## Work task
If a line of the data below contains the string "name", copy it into your answer.

## Information provided
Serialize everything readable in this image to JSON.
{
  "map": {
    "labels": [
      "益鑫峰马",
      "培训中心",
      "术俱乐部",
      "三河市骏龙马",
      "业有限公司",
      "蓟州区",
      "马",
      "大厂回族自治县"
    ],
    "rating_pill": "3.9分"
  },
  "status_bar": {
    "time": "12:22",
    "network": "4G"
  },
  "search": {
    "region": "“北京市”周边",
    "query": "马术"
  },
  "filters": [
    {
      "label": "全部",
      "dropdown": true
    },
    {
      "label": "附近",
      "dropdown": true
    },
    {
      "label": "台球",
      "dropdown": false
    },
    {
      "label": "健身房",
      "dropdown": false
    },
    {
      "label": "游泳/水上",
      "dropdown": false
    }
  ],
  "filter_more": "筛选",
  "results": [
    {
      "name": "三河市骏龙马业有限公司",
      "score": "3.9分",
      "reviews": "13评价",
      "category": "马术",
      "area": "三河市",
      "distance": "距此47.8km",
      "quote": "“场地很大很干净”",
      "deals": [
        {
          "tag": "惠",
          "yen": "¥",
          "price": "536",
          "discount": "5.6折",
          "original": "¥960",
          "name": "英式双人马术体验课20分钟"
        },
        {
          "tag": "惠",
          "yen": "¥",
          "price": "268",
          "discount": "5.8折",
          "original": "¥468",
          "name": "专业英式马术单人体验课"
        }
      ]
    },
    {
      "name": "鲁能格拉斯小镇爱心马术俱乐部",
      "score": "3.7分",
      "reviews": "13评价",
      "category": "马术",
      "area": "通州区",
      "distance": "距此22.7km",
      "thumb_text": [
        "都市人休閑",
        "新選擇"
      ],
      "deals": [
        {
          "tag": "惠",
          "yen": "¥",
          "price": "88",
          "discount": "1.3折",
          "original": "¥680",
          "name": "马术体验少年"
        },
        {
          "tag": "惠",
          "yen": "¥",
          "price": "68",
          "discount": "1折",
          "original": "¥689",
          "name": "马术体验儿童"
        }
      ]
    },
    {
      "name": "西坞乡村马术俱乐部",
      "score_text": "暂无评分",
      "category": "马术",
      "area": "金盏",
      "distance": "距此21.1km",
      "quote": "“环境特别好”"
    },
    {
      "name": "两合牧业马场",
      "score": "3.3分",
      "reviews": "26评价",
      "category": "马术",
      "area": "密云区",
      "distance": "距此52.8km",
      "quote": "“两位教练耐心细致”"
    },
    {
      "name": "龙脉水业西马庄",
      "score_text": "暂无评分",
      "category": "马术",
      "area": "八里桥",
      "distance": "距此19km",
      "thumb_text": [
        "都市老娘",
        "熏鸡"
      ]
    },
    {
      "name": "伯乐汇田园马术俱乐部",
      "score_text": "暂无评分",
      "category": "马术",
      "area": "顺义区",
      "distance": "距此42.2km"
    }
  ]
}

## Answer for the task
      "name": "三河市骏龙马业有限公司",
          "name": "英式双人马术体验课20分钟"
          "name": "专业英式马术单人体验课"
      "name": "鲁能格拉斯小镇爱心马术俱乐部",
          "name": "马术体验少年"
          "name": "马术体验儿童"
      "name": "西坞乡村马术俱乐部",
      "name": "两合牧业马场",
      "name": "龙脉水业西马庄",
      "name": "伯乐汇田园马术俱乐部",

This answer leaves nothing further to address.